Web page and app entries
**********

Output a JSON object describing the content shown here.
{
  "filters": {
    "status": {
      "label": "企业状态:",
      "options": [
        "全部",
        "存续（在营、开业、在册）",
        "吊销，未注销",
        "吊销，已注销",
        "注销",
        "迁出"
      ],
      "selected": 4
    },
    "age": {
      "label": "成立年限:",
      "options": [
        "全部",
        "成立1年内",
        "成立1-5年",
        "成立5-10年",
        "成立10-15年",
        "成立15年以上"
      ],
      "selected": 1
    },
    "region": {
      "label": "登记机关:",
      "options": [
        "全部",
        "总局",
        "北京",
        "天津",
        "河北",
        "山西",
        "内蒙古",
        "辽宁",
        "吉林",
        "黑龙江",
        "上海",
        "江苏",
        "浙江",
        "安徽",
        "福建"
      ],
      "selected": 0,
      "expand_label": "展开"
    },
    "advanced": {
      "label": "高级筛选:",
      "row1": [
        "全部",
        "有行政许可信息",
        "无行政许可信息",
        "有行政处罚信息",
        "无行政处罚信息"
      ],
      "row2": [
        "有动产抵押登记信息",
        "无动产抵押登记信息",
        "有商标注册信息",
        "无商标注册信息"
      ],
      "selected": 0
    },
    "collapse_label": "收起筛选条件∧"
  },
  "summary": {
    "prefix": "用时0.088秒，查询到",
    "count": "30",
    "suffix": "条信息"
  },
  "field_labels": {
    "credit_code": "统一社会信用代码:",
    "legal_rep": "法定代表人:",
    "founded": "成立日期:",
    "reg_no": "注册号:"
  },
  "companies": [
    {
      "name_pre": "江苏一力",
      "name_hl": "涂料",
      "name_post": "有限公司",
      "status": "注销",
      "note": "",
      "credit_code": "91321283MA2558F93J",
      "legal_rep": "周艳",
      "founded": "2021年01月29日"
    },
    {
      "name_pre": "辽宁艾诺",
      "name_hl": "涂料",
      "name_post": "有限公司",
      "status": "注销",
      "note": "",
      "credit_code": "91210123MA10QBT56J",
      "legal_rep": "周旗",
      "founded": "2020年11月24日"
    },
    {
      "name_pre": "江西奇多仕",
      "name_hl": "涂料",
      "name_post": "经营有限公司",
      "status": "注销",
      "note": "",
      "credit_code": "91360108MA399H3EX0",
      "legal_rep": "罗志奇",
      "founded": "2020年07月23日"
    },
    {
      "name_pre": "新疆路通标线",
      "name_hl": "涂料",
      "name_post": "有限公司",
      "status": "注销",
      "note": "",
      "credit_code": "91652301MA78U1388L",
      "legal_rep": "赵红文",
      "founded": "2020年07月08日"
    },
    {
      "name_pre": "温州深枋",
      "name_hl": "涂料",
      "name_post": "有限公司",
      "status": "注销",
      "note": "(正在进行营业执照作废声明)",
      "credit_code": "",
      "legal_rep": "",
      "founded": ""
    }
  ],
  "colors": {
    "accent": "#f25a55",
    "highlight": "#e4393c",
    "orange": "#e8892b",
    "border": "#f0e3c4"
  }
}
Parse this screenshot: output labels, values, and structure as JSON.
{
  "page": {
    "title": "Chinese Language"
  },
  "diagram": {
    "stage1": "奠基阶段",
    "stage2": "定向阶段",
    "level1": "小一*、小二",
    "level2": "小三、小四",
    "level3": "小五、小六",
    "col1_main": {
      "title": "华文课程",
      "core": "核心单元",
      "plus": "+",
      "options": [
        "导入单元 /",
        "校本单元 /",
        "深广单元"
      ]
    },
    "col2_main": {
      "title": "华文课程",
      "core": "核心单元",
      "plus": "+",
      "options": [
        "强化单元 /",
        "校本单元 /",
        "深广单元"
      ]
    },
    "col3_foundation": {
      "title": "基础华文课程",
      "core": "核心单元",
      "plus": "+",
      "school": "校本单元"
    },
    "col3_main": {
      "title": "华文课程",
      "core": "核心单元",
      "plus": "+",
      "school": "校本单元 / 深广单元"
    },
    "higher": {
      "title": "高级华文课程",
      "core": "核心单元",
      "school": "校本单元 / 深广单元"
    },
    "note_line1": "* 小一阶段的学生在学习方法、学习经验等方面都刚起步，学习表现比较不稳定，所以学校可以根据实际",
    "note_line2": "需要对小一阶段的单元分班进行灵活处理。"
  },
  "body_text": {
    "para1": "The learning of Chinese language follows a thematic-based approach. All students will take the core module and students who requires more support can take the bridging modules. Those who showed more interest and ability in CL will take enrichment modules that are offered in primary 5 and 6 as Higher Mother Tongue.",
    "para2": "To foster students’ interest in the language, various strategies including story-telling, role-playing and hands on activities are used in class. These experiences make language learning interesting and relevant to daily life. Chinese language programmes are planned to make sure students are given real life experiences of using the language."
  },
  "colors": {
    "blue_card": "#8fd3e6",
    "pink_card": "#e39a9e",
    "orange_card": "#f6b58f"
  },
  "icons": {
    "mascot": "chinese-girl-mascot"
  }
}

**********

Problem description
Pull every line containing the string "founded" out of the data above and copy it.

Solution for this exercise
    "founded": "成立日期:",
      "founded": "2021年01月29日"
      "founded": "2020年11月24日"
      "founded": "2020年07月23日"
      "founded": "2020年07月08日"
      "founded": ""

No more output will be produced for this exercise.